* _Exercise input_
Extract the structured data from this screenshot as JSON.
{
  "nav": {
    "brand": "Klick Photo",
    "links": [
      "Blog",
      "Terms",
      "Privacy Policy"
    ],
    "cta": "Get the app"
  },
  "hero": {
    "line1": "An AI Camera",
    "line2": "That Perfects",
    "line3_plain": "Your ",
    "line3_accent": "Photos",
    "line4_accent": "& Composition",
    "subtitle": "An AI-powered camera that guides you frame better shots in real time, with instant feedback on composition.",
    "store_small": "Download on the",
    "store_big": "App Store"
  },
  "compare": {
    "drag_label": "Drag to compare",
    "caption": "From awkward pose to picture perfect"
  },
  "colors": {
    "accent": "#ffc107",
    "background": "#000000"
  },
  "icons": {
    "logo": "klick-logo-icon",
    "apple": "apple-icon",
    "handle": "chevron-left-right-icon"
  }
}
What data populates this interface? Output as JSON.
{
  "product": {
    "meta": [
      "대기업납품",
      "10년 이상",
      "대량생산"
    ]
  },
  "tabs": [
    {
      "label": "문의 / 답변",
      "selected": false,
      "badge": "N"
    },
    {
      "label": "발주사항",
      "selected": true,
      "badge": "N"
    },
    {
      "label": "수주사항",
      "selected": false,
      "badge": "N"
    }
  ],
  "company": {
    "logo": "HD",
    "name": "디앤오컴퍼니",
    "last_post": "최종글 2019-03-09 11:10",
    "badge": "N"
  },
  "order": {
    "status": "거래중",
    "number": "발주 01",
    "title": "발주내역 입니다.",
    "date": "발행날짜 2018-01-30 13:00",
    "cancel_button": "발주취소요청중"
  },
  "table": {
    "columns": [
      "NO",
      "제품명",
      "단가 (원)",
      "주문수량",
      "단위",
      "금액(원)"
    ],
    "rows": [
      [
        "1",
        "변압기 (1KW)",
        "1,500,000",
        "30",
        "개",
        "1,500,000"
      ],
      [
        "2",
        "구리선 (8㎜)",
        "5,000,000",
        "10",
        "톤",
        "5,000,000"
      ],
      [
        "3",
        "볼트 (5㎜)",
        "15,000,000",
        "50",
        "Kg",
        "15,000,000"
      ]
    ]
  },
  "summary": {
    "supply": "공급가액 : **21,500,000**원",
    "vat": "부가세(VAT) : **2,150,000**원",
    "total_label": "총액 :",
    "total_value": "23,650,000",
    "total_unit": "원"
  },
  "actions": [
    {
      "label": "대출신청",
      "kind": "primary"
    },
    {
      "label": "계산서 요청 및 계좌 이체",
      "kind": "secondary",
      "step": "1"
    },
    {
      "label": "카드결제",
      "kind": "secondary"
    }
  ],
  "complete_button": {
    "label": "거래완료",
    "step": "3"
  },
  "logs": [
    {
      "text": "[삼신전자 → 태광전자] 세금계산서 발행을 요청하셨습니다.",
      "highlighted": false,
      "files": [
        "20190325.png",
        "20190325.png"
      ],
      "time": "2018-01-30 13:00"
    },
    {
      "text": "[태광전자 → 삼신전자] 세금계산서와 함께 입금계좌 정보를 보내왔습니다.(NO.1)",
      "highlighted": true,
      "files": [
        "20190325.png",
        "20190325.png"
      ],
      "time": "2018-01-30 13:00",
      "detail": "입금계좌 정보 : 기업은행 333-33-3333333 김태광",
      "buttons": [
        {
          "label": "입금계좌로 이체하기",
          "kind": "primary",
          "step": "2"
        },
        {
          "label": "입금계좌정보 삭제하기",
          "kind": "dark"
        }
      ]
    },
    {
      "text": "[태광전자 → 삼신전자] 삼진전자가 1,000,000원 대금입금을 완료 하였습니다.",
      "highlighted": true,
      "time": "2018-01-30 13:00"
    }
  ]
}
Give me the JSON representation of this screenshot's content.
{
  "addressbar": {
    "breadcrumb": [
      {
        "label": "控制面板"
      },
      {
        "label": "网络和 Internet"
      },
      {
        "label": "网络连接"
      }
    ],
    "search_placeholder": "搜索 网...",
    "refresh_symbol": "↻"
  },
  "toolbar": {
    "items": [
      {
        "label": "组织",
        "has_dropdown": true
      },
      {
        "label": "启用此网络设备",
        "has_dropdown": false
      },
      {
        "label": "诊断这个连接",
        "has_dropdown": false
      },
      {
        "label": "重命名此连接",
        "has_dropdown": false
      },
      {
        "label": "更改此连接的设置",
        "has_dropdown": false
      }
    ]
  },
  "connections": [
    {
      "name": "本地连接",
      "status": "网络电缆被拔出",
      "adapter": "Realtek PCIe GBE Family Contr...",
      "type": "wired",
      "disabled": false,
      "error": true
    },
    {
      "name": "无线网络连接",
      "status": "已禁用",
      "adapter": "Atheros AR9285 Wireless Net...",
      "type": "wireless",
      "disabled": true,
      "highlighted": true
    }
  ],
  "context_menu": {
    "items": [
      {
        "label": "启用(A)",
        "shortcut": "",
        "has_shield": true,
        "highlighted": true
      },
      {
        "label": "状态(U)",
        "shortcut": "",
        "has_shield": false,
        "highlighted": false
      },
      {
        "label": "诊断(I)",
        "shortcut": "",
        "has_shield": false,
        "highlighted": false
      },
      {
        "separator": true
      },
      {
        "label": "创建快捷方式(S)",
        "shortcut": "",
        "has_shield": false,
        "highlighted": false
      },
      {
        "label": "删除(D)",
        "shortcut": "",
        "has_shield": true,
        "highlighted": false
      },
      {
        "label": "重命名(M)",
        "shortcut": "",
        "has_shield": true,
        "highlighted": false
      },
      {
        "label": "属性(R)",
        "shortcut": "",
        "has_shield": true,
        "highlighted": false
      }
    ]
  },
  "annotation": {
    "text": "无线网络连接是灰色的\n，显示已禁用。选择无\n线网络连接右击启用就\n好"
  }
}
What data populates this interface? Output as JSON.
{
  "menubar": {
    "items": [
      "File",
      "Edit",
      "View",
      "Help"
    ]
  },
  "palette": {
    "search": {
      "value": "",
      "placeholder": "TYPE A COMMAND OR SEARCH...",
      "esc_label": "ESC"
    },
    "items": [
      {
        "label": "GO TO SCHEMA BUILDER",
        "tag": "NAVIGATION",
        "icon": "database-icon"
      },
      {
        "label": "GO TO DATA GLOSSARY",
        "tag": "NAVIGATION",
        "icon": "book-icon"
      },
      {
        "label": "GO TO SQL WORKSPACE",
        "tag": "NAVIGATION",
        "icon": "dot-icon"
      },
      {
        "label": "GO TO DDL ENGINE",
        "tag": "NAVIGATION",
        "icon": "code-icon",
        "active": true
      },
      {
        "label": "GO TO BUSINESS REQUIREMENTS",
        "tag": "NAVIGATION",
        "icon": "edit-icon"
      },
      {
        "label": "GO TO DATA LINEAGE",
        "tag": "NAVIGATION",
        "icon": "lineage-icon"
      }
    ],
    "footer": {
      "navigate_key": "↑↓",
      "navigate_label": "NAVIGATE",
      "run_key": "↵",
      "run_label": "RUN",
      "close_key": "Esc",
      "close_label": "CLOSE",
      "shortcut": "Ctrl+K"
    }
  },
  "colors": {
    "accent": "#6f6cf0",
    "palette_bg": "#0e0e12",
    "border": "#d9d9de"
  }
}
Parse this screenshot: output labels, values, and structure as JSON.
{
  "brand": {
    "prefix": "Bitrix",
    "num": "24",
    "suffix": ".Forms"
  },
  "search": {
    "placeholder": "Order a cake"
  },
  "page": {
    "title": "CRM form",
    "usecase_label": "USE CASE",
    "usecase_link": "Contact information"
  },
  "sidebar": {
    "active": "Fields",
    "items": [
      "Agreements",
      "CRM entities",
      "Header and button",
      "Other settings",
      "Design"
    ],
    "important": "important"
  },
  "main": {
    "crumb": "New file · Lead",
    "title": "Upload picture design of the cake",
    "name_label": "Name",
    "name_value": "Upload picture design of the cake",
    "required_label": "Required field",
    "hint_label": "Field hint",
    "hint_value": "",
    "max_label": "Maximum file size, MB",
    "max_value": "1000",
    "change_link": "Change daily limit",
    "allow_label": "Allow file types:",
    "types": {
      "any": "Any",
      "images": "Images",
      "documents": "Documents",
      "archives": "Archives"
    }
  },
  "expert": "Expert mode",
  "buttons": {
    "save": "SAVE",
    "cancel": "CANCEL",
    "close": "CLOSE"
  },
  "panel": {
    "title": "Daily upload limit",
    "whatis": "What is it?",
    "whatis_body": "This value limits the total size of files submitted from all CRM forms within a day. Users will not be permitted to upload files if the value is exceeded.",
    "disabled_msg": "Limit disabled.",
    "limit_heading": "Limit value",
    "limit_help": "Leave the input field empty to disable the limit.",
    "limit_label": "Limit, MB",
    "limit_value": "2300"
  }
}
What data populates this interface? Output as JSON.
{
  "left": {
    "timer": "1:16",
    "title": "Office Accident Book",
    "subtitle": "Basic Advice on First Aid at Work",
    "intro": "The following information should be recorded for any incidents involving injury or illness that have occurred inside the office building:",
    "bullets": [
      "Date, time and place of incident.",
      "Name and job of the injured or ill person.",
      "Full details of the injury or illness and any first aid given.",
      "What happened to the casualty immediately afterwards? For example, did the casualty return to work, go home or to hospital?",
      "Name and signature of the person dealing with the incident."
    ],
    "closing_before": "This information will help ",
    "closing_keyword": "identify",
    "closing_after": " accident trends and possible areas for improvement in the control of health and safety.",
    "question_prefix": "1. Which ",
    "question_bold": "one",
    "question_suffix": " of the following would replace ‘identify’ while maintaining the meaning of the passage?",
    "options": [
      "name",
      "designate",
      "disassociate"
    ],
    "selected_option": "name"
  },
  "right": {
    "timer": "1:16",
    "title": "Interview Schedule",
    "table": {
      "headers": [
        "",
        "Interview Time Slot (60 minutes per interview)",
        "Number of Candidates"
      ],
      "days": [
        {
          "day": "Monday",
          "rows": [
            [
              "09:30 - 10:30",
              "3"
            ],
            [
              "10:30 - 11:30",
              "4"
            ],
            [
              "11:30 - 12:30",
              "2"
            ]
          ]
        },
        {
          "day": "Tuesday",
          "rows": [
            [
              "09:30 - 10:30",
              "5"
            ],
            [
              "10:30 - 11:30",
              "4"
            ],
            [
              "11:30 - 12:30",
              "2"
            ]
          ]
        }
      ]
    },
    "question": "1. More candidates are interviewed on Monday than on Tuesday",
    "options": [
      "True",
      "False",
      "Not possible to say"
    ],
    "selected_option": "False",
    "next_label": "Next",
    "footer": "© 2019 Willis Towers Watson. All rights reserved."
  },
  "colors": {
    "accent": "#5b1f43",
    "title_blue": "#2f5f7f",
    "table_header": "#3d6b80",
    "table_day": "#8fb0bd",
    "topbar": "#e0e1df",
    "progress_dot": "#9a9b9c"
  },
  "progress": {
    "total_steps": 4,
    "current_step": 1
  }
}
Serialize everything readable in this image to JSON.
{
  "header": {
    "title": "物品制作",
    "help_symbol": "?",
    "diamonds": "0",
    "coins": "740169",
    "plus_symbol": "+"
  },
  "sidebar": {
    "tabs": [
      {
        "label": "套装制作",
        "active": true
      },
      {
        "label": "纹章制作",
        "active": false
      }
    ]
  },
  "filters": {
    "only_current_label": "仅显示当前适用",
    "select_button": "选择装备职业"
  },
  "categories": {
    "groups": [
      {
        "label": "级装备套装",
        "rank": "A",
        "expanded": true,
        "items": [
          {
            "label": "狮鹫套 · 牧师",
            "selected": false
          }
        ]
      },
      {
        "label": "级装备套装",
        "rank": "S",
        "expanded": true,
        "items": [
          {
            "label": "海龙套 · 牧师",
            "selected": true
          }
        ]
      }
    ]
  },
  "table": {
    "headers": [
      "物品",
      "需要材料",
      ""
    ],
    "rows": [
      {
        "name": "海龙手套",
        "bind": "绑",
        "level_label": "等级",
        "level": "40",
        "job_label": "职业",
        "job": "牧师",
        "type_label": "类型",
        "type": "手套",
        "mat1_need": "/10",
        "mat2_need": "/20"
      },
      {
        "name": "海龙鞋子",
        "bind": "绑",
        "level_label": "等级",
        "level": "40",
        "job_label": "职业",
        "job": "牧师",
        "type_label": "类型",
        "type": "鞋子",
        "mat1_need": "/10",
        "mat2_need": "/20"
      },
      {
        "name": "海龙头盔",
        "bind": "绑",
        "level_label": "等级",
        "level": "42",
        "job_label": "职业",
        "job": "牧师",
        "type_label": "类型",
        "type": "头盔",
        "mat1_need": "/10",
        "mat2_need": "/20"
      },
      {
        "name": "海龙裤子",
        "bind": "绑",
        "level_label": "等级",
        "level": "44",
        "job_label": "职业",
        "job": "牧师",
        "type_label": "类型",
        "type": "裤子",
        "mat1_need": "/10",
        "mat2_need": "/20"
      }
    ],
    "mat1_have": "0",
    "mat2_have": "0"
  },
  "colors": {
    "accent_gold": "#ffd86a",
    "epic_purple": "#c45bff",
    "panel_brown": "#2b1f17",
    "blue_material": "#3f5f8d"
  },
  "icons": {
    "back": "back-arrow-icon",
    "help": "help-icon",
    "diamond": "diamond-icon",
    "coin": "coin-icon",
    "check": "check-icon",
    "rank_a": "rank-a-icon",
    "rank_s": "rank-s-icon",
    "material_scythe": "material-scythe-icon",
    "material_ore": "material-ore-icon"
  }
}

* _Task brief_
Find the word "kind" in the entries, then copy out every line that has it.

* _Reply to the task_
      "kind": "primary"
      "kind": "secondary",
      "kind": "secondary"
          "kind": "primary",
          "kind": "dark"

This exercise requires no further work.